I'm not concerned right now about what's going to happen in May and June. I just want to thank Danny Ainge for giving us back our winter. Danny Ainge has rescued us from being strictly a two-sport town.
For many years now - for the entire 21st century, actually - it's been Red Sox and Patriots, Patriots and Red Sox, Red Sox and Patriots, and, of course, Patriots and Red Sox. When, I'm sorry, if (don't want to rile up those Colts, you know) the Patriots win the Super Bowl Feb. 3, there will be about a two-week window before pitchers and catchers report and the Red Sox officially begin defense of their championship. In this century, it hasn't mattered much, frankly, that the Celtics have usually been unwatchable. We got along very well without them.
That has changed. The Celtics are demanding our attention.
Yeah, yeah, yeah, it's only three games. But what three games! First, there was that rousing opener against Washington. Then they hung tough to pull out an OT road win against the defending Atlantic Division champion Raptors. And Wednesday night we bore witness to an utter destruction of what will surely prove to be a good NBA team. It was a show the likes of which we haven't seen around here since You Know Who, You Know Who, You Know Who, and all the auxiliary You Know Whos were brightening up our winters back in the '80s.
After watching the Celtics blast their way to a 77-38 halftime lead over the Nuggets, I happened to run into a pair of certified Celtic Legends in the press room. You might be interested in what they had to say.
"I haven't seen anything like this around here for 20 years," said Bob Cousy. "That kind of poise and confidence on offense . . . they make as many passes as necessary."
"They're playing like the teams I played on," declared Tom Heinsohn. "They always pass to the right man. It's tough to beat a team like that."

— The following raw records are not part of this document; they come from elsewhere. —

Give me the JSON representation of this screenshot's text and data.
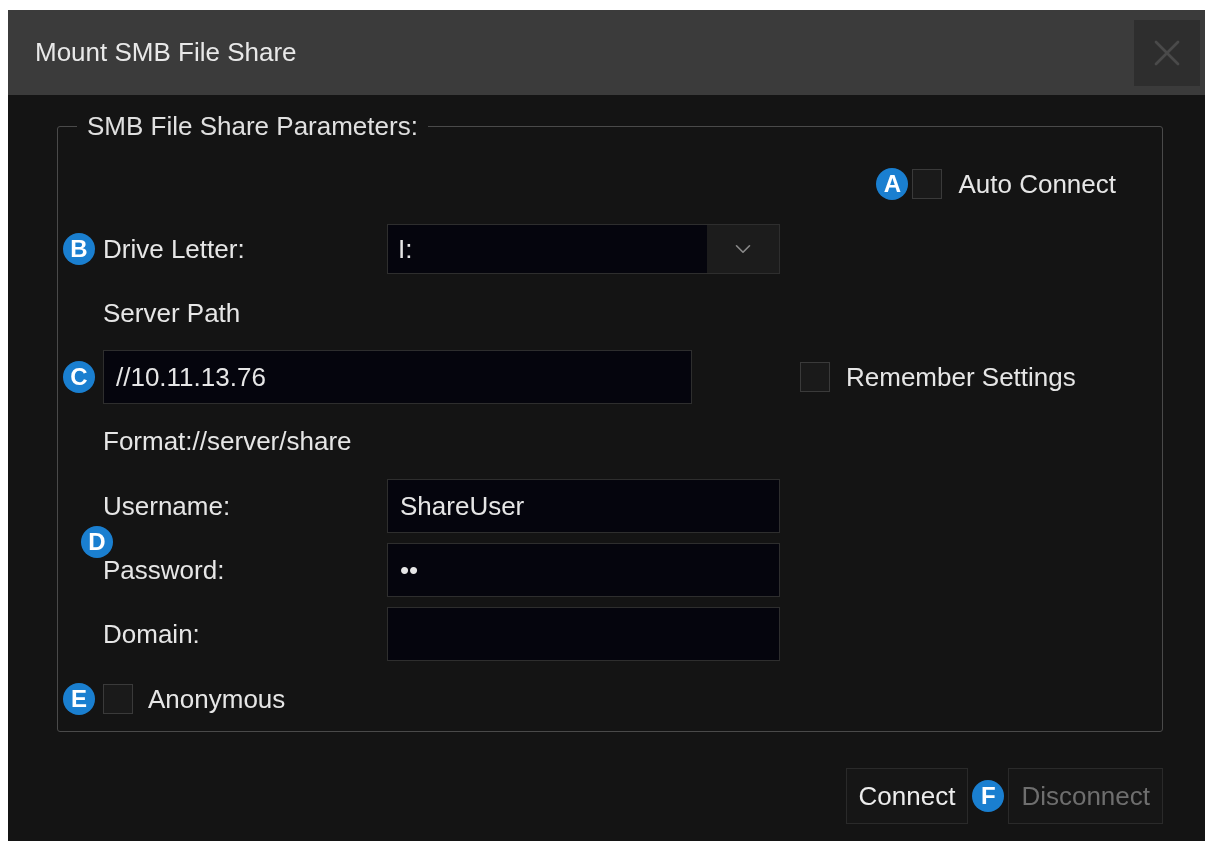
{
  "window": {
    "title": "Mount SMB File Share"
  },
  "group": {
    "title": "SMB File Share Parameters:"
  },
  "auto_connect": {
    "callout": "A",
    "label": "Auto Connect",
    "checked": false
  },
  "drive_letter": {
    "callout": "B",
    "label": "Drive Letter:",
    "value": "I:"
  },
  "server_path": {
    "label": "Server Path",
    "callout": "C",
    "value": "//10.11.13.76",
    "hint": "Format://server/share"
  },
  "remember_settings": {
    "label": "Remember Settings",
    "checked": false
  },
  "credentials": {
    "callout": "D",
    "fields": [
      {
        "label": "Username:",
        "value": "ShareUser"
      },
      {
        "label": "Password:",
        "value": "••"
      },
      {
        "label": "Domain:"
      }
    ]
  },
  "anonymous": {
    "callout": "E",
    "label": "Anonymous",
    "checked": false
  },
  "buttons": [
    {
      "label": "Connect",
      "disabled": false
    },
    {
      "callout": "F",
      "label": "Disconnect",
      "disabled": true
    }
  ]
}
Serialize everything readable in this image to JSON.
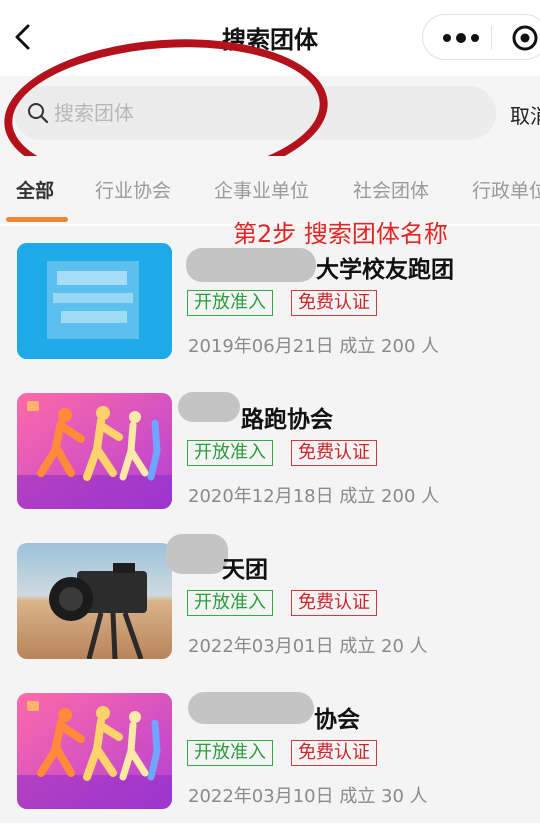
{
  "header": {
    "title": "搜索团体",
    "back_icon": "chevron-left-icon",
    "more_icon": "more-dots-icon",
    "target_icon": "target-circle-icon"
  },
  "search": {
    "placeholder": "搜索团体",
    "value": "",
    "cancel_label": "取消"
  },
  "tabs": [
    {
      "label": "全部",
      "active": true
    },
    {
      "label": "行业协会",
      "active": false
    },
    {
      "label": "企事业单位",
      "active": false
    },
    {
      "label": "社会团体",
      "active": false
    },
    {
      "label": "行政单位",
      "active": false
    }
  ],
  "annotation": {
    "text": "第2步 搜索团体名称",
    "color": "#e32424"
  },
  "colors": {
    "accent": "#f0862f",
    "open_tag": "#2a9d3d",
    "fee_tag": "#c8262c",
    "annotation": "#b3111b"
  },
  "groups": [
    {
      "name": "大学校友跑团",
      "tag_open": "开放准入",
      "tag_fee": "免费认证",
      "meta": "2019年06月21日 成立 200 人",
      "thumb": "blue-logo-image"
    },
    {
      "name": "路跑协会",
      "tag_open": "开放准入",
      "tag_fee": "免费认证",
      "meta": "2020年12月18日 成立 200 人",
      "thumb": "runners-illustration-image"
    },
    {
      "name": "天团",
      "tag_open": "开放准入",
      "tag_fee": "免费认证",
      "meta": "2022年03月01日 成立 20 人",
      "thumb": "camera-desert-photo"
    },
    {
      "name": "协会",
      "tag_open": "开放准入",
      "tag_fee": "免费认证",
      "meta": "2022年03月10日 成立 30 人",
      "thumb": "runners-illustration-image"
    }
  ]
}
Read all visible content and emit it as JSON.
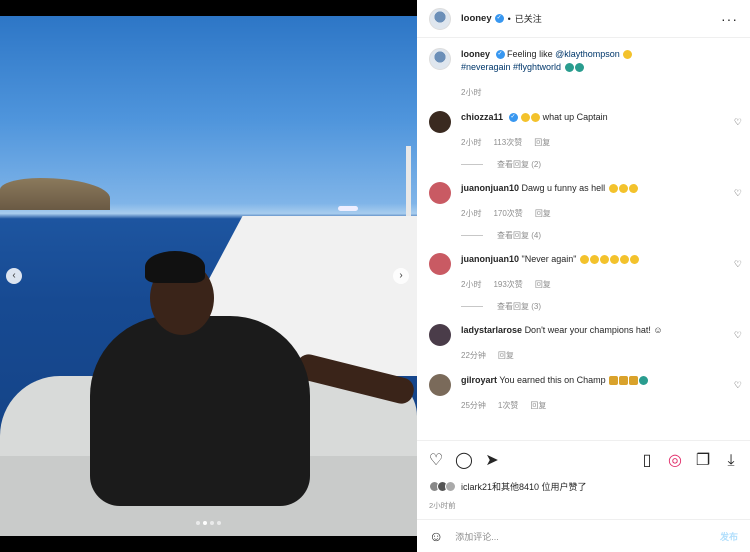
{
  "header": {
    "username": "looney",
    "verified_glyph": "✓",
    "separator": "•",
    "follow_label": "已关注",
    "more_icon": "···"
  },
  "media": {
    "prev_icon": "‹",
    "next_icon": "›"
  },
  "caption": {
    "username": "looney",
    "text": "Feeling like ",
    "mention": "@klaythompson",
    "hashtags": "#neveragain #flyghtworld",
    "time": "2小时"
  },
  "comments": [
    {
      "username": "chiozza11",
      "text": " what up Captain",
      "time": "2小时",
      "likes": "113次赞",
      "reply": "回复",
      "replies": "查看回复 (2)",
      "avatar_color": "#3a2a20"
    },
    {
      "username": "juanonjuan10",
      "text": "Dawg u funny as hell",
      "time": "2小时",
      "likes": "170次赞",
      "reply": "回复",
      "replies": "查看回复 (4)",
      "avatar_color": "#c95a63"
    },
    {
      "username": "juanonjuan10",
      "text": "\"Never again\"",
      "time": "2小时",
      "likes": "193次赞",
      "reply": "回复",
      "replies": "查看回复 (3)",
      "avatar_color": "#c95a63"
    },
    {
      "username": "ladystarlarose",
      "text": "Don't wear your champions hat! ☺",
      "time": "22分钟",
      "reply": "回复",
      "avatar_color": "#4a3c49"
    },
    {
      "username": "gilroyart",
      "text": "You earned this on Champ",
      "time": "25分钟",
      "likes": "1次赞",
      "reply": "回复",
      "avatar_color": "#7a6a5a"
    }
  ],
  "likes_text": "iclark21和其他8410 位用户赞了",
  "time_ago": "2小时前",
  "add_comment": {
    "placeholder": "添加评论...",
    "post_label": "发布"
  },
  "colors": {
    "link": "#00376b",
    "verified": "#3897f0",
    "muted": "#8e8e8e"
  }
}
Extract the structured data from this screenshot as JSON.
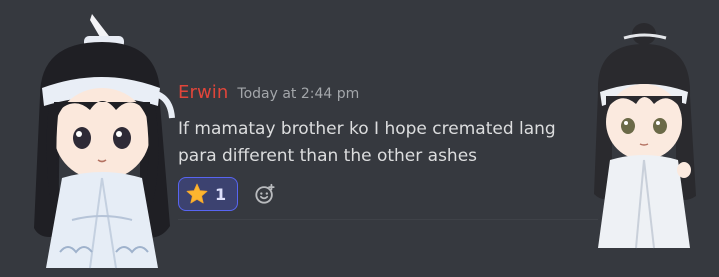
{
  "message": {
    "username": "Erwin",
    "timestamp": "Today at 2:44 pm",
    "body": "If mamatay brother ko I hope cremated lang para different than the other ashes"
  },
  "reactions": [
    {
      "emoji_icon": "star-emoji",
      "count": "1"
    }
  ],
  "add_reaction_icon": "add-reaction-smiley-icon",
  "colors": {
    "background": "#36393f",
    "username": "#e0453a",
    "timestamp": "#a3a6aa",
    "body_text": "#dcddde",
    "reaction_bg": "#3c4270",
    "reaction_border": "#5865f2"
  }
}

'Tis often said that passing is contagious. Want proof? Even Kendrick Perkins had two assists, and this is a young man who's averaged fewer than an assist a game in his first three seasons combined.
The starting five played a Bird-era shell game with the basketball against the Nuggets, demonstrating great patience and understanding of the shot clock while calmly making the extra pass and then the extra-extra pass. Kevin Garnett, Paul Pierce, Ray Allen, Rajon Rondo, and Perkins affixed 24 assists to their combined 38 baskets. All those You Know Whos would have been proud.
Understand, please, that they're not always going to shoot the way they did Wednesday night. Not until the score was 105-73 did they fall under 70 percent shooting for the game. Nobody's that good.
Nuggets coach George Karl, normally a bench wanderer, never moved from his seat, not once. He saw what was going on very early, and he decided to take his beating like a man.
"They came out with spirit and energy," he said, "and they took away our spirit and energy."
That's not all he said.
First of all, he certainly noticed the passing. "You saw three great players committed to playing with each other," he noted. "Each of them had as many great passes as great shots."
But that wasn't the facet of the Celtics' game that impressed Karl the most.
"I love them defensively more than offensively," he said. " They were not a good defensive team last year. But if we had made the commitment to defense they've made, we'd be a great team, too."
Karl had one more observation.
"The heart of the team is Garnett," he said. "He's got the heart. He's got the toughness. He's got the drive. And he's got the defensive commitment. He wants this. He wants to get to the playoffs and be successful. Not being in the past few years has been killing him."
What we now have is a reason to care. Danny has restored the value of the regular season. I truly cannot identify the last time I awoke on a Celtics regular-season game day and spent all day thinking about that night's game, the way I did Wednesday. The athletic experience isn't just about the playoffs. Anything can happen in the playoffs. Somebody gets hurt, the other team gets insanely hot, and you're out in five, wondering what happened. You can't be worrying about the playoffs in November, December, January, February, and March. That's Danny's job.
"I do think about the playoffs," acknowledged Mr. Ainge. "I can't help it. We need to get better."
We needn't go there. We're free to enjoy the here and now. It's pretty evident there will be more games reminiscent of the Denver destruction. We need to sit back and enjoy the ride.
How long, really, has it been since basketball fans went to the Garden to see the Celtics? For years it's been, "When's Shaq coming? When's Kobe coming? When's LeBron coming? When's AI coming?" That was the only motivation to go. The Celtics themselves were incidental.
If Games 1 and 2 are a gauge, we may be returning to the type of entertainment we knew with the You Know Whos. Remember 1985-86, when the Celtics were 40-1 at home and won their last 17 games by an average of 15 points? That was the team that rendered meaningless the concept of the meaningless game. Every game was a keeper. Every game was a joy. It didn't matter who was coming in. A good Lakers, Sixers, or Pistons game was a bonus. We all came to see the Celtics.
It's different now, and the general manager is not exactly in denial. "It used to be I'd look at the schedule and say, 'There's 25 games we can't win,' " said Ainge. "Oh, sure, if something happened, we might. You know what I mean? But we'd be up by 15 at the half, and there was no guarantee we're going to win. Now, if we get down 15 at the half, there's no guarantee we're going to lose."
In order to have a proper fan experience, you need a regular season that keeps you fired up, that keeps you engaged. You need to worry that if you don't catch the game, you're going to miss something. I'm tellin' ya, if you missed Wednesday night's game, you missed something, all right. But don't worry. I have a feeling you might see it again.
No more two-sport town. We're up to three. Hey, Bruins, are you guys paying attention?
Bob Ryan is a Globe columnist. He can be reached at firstname.lastname@example.org.